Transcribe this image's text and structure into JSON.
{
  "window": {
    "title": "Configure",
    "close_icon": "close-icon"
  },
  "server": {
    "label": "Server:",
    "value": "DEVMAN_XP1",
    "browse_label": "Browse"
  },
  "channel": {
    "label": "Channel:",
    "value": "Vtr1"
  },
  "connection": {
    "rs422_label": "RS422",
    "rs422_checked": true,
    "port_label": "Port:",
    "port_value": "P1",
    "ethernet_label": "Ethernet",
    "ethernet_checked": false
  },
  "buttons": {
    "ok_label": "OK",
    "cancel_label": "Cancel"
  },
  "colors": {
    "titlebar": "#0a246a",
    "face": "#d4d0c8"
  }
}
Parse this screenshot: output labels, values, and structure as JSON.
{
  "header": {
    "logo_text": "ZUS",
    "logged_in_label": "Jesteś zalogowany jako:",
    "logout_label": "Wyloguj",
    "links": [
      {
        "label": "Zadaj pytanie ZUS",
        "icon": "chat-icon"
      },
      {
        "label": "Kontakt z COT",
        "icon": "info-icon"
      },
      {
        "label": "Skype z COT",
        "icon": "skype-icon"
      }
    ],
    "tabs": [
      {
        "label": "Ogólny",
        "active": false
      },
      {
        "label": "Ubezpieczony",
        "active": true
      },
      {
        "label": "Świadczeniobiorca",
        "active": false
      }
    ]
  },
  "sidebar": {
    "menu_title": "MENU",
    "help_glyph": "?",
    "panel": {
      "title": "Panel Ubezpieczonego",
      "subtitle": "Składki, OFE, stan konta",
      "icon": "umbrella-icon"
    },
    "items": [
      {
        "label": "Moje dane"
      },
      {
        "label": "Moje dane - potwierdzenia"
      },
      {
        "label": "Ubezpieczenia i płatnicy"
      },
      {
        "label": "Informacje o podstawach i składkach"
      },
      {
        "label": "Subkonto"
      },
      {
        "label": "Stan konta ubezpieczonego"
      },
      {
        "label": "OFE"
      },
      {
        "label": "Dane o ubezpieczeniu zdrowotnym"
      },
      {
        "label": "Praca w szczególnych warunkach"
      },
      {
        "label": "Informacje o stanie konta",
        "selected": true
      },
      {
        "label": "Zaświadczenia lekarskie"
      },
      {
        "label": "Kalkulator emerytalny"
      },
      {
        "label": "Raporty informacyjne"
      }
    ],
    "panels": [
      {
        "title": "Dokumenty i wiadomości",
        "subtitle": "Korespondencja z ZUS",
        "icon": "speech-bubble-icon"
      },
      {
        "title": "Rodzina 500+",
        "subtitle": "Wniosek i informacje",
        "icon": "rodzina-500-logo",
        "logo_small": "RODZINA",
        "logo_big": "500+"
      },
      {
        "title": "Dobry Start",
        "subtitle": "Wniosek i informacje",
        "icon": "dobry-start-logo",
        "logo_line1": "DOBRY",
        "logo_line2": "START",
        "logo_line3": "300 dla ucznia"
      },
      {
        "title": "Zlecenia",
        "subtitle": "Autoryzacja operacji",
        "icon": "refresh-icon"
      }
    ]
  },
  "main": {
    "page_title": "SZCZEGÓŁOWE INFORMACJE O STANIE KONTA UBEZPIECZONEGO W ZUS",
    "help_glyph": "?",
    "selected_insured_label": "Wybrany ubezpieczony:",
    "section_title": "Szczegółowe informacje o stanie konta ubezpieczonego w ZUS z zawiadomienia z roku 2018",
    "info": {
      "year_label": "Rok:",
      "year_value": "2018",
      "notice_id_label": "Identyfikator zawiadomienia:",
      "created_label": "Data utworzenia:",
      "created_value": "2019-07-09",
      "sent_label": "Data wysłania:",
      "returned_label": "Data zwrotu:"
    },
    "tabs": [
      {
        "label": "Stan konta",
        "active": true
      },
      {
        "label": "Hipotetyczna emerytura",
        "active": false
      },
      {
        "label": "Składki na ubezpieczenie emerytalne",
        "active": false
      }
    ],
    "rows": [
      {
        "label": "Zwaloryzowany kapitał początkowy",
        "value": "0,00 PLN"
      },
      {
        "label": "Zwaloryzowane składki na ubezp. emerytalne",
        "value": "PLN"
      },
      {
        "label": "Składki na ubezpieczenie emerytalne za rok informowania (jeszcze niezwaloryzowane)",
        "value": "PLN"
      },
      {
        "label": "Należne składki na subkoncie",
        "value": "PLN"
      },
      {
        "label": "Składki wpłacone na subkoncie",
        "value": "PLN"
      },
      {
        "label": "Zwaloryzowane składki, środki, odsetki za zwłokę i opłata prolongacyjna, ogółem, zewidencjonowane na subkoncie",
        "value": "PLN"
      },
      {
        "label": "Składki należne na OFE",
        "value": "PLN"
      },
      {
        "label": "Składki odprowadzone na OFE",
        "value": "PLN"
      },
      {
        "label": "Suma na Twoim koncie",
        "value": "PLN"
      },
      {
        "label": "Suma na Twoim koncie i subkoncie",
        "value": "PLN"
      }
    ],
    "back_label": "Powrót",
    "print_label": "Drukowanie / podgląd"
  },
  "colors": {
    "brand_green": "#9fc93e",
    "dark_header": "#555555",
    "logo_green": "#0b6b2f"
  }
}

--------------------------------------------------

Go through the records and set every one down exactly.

Transcribe this image's text and structure into JSON.
{
  "window": {
    "title": "Configure",
    "close_icon": "close-icon"
  },
  "server": {
    "label": "Server:",
    "value": "DEVMAN_XP1",
    "browse_label": "Browse"
  },
  "channel": {
    "label": "Channel:",
    "value": "Vtr1"
  },
  "connection": {
    "rs422_label": "RS422",
    "rs422_checked": true,
    "port_label": "Port:",
    "port_value": "P1",
    "ethernet_label": "Ethernet",
    "ethernet_checked": false
  },
  "buttons": {
    "ok_label": "OK",
    "cancel_label": "Cancel"
  },
  "colors": {
    "titlebar": "#0a246a",
    "face": "#d4d0c8"
  }
}
Parse this screenshot: output labels, values, and structure as JSON.
{
  "header": {
    "logo_text": "ZUS",
    "logged_in_label": "Jesteś zalogowany jako:",
    "logout_label": "Wyloguj",
    "links": [
      {
        "label": "Zadaj pytanie ZUS",
        "icon": "chat-icon"
      },
      {
        "label": "Kontakt z COT",
        "icon": "info-icon"
      },
      {
        "label": "Skype z COT",
        "icon": "skype-icon"
      }
    ],
    "tabs": [
      {
        "label": "Ogólny",
        "active": false
      },
      {
        "label": "Ubezpieczony",
        "active": true
      },
      {
        "label": "Świadczeniobiorca",
        "active": false
      }
    ]
  },
  "sidebar": {
    "menu_title": "MENU",
    "help_glyph": "?",
    "panel": {
      "title": "Panel Ubezpieczonego",
      "subtitle": "Składki, OFE, stan konta",
      "icon": "umbrella-icon"
    },
    "items": [
      {
        "label": "Moje dane"
      },
      {
        "label": "Moje dane - potwierdzenia"
      },
      {
        "label": "Ubezpieczenia i płatnicy"
      },
      {
        "label": "Informacje o podstawach i składkach"
      },
      {
        "label": "Subkonto"
      },
      {
        "label": "Stan konta ubezpieczonego"
      },
      {
        "label": "OFE"
      },
      {
        "label": "Dane o ubezpieczeniu zdrowotnym"
      },
      {
        "label": "Praca w szczególnych warunkach"
      },
      {
        "label": "Informacje o stanie konta",
        "selected": true
      },
      {
        "label": "Zaświadczenia lekarskie"
      },
      {
        "label": "Kalkulator emerytalny"
      },
      {
        "label": "Raporty informacyjne"
      }
    ],
    "panels": [
      {
        "title": "Dokumenty i wiadomości",
        "subtitle": "Korespondencja z ZUS",
        "icon": "speech-bubble-icon"
      },
      {
        "title": "Rodzina 500+",
        "subtitle": "Wniosek i informacje",
        "icon": "rodzina-500-logo",
        "logo_small": "RODZINA",
        "logo_big": "500+"
      },
      {
        "title": "Dobry Start",
        "subtitle": "Wniosek i informacje",
        "icon": "dobry-start-logo",
        "logo_line1": "DOBRY",
        "logo_line2": "START",
        "logo_line3": "300 dla ucznia"
      },
      {
        "title": "Zlecenia",
        "subtitle": "Autoryzacja operacji",
        "icon": "refresh-icon"
      }
    ]
  },
  "main": {
    "page_title": "SZCZEGÓŁOWE INFORMACJE O STANIE KONTA UBEZPIECZONEGO W ZUS",
    "help_glyph": "?",
    "selected_insured_label": "Wybrany ubezpieczony:",
    "section_title": "Szczegółowe informacje o stanie konta ubezpieczonego w ZUS z zawiadomienia z roku 2018",
    "info": {
      "year_label": "Rok:",
      "year_value": "2018",
      "notice_id_label": "Identyfikator zawiadomienia:",
      "created_label": "Data utworzenia:",
      "created_value": "2019-07-09",
      "sent_label": "Data wysłania:",
      "returned_label": "Data zwrotu:"
    },
    "tabs": [
      {
        "label": "Stan konta",
        "active": true
      },
      {
        "label": "Hipotetyczna emerytura",
        "active": false
      },
      {
        "label": "Składki na ubezpieczenie emerytalne",
        "active": false
      }
    ],
    "rows": [
      {
        "label": "Zwaloryzowany kapitał początkowy",
        "value": "0,00 PLN"
      },
      {
        "label": "Zwaloryzowane składki na ubezp. emerytalne",
        "value": "PLN"
      },
      {
        "label": "Składki na ubezpieczenie emerytalne za rok informowania (jeszcze niezwaloryzowane)",
        "value": "PLN"
      },
      {
        "label": "Należne składki na subkoncie",
        "value": "PLN"
      },
      {
        "label": "Składki wpłacone na subkoncie",
        "value": "PLN"
      },
      {
        "label": "Zwaloryzowane składki, środki, odsetki za zwłokę i opłata prolongacyjna, ogółem, zewidencjonowane na subkoncie",
        "value": "PLN"
      },
      {
        "label": "Składki należne na OFE",
        "value": "PLN"
      },
      {
        "label": "Składki odprowadzone na OFE",
        "value": "PLN"
      },
      {
        "label": "Suma na Twoim koncie",
        "value": "PLN"
      },
      {
        "label": "Suma na Twoim koncie i subkoncie",
        "value": "PLN"
      }
    ],
    "back_label": "Powrót",
    "print_label": "Drukowanie / podgląd"
  },
  "colors": {
    "brand_green": "#9fc93e",
    "dark_header": "#555555",
    "logo_green": "#0b6b2f"
  }
}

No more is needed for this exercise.